Over the past sixteen months, Gilead Sciences (NASDAQ:GILD) has doled out $11.565 billion on share repurchases and $3.187 billion on dividends, for a grand total of $14.75 billion on shareholder rewards. While a rich shareholder rewards program is generally a good thing, Gilead has lost a stunning $53 billion in value and experienced a 16.5% drop in quarterly revenues over this period. Put simply, I find this biotech's capital allocation strategy bizarre in light of its eroding fundamentals and dire market sentiment.
When faced with a similar situation due to the patent expiration of its acid reflux medication Nexium, AstraZeneca (NASDAQ:AZN) was quick to suspend its share repurchase program in order to preserve capital and later apply its substantial savings on value-creating activities like acquisitions. Gilead, in my opinion, should have followed Astra's bold example once Gilead's hepatitis C revenues started to dip. Here's why.
Gilead could have had over $45 billion in its war chest
Gilead ended the first quarter of 2017 with $34.0 billion of cash, cash equivalents and marketable securities. So by simply suspending share buybacks -- buybacks that have done absolutely nothing to stop the decline in its share price, mind you -- Gilead could have built a monstrous cash position in excess of $45 billion at this stage.
Why is $45 billion a nice figure to have in the bank? It's all about potential acquisition targets, and the amount of leverage Gilead may have to employ to dig its way out of this hole. Let's consider some scenarios.
Gilead's first problem from an M&A standpoint is its use of debt to partly fund the share repurchases in question. These senior note offerings, after all, have significantly weakened the biotech's balance sheet over the past sixteen months. Point blank: the company's trailing twelve-month debt to equity ratio of 139.49% isn't ideal heading into a largish acquisition that may require further debt-financing. Any sizable uptick in debt may now result in a significant credit downgrade, especially with the biotech's hepatitis C revenues continuing to drop.
The point is that Gilead is probably going to be reluctant to employ much, if any, debt-financing in an acquisition scenario due to the sizable amount of leverage already on its balance sheet.

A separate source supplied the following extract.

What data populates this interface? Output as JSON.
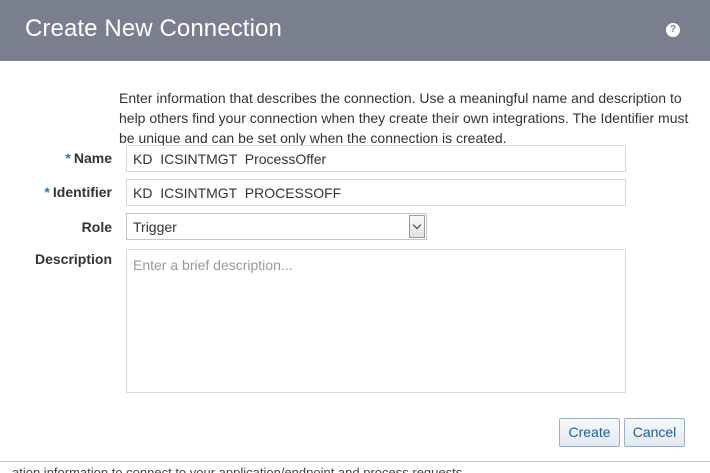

And that's one key reason why analysts have repeatedly suggested that either Incyte Corp. (NASDAQ:INCY) or Vertex Pharmaceuticals (NASDAQ:VRTX) may ultimately be Gilead's chief acquisition target. These two companies have market caps that would allow Gilead to avoid additional debt (Incyte's market cap is $25.5 billion and Vertex's is $28.9 billion). At the same time, however, Incyte's sky-high price to sales ratio of 23.1 and Vertex's similarly unappealing 17 price to sales ratio are flat-out deal killers, in my opinion.
Now, if Gilead had $45 billion instead of $34 billion, it could possibly go after bigger game with more attractive valuations. Regeneron Pharmaceuticals (NASDAQ:REGN), for instance, sports a market cap right around $45 billion, and a somewhat more palatable price to sales ratio of 9.4. Regeneron is also forecast to grow its top line by a stately 24% over the next two years.
Likewise, Shire plc (NASDAQ: SHPG) would probably be part of this conversation based on its market cap of $52.3 billion, double-digit growth prospects, and diversified product portfolio. Shire would also provide an entry into the highly coveted orphan drug space, which has proven to be less vulnerable to push back from payers compared to Gilead's bread and butter infectious diseases.
Gilead's share repurchases have been a poor use of capital
As I've discussed previously, Gilead's current forays into anti-inflammatory conditions, oncology, and non-hepatitis liver diseases are not going to turn the tide anytime soon. In fact, the biotech's HIV franchise may start to falter due to the entry of generic competitors well before these clinical assets even have the chance to reach their peak earning power. So Gilead is going to have to make a major acquisition to truly transform itself into a multi-therapeutic company with a sustainable revenue stream.
Unfortunately, the only "big" acquisition targets that are within realistic striking distance -- Incyte and Vertex -- sport rather bloated valuations, to put it mildly. And Gilead arguably shot itself in the foot by squandering $11.5 billion on share repurchases over the last five quarters, putting far more attractive targets, such as Regeneron and Shire, out of reach, at least without risking a credit downgrade.
All things considered, I think Gilead's only real option is to start picking off multiple small-to-mid-sized companies with one or more products on the market, and some compelling clinical candidates in their respective pipelines. Although this path probably won't improve Gilead's fundamentals overnight, the fact of the matter is that the large acquisition route no longer appears viable for the reasons discussed above. So investors may want to temper their expectations about M&A being a rapid fire solution to Gilead's woes going forward.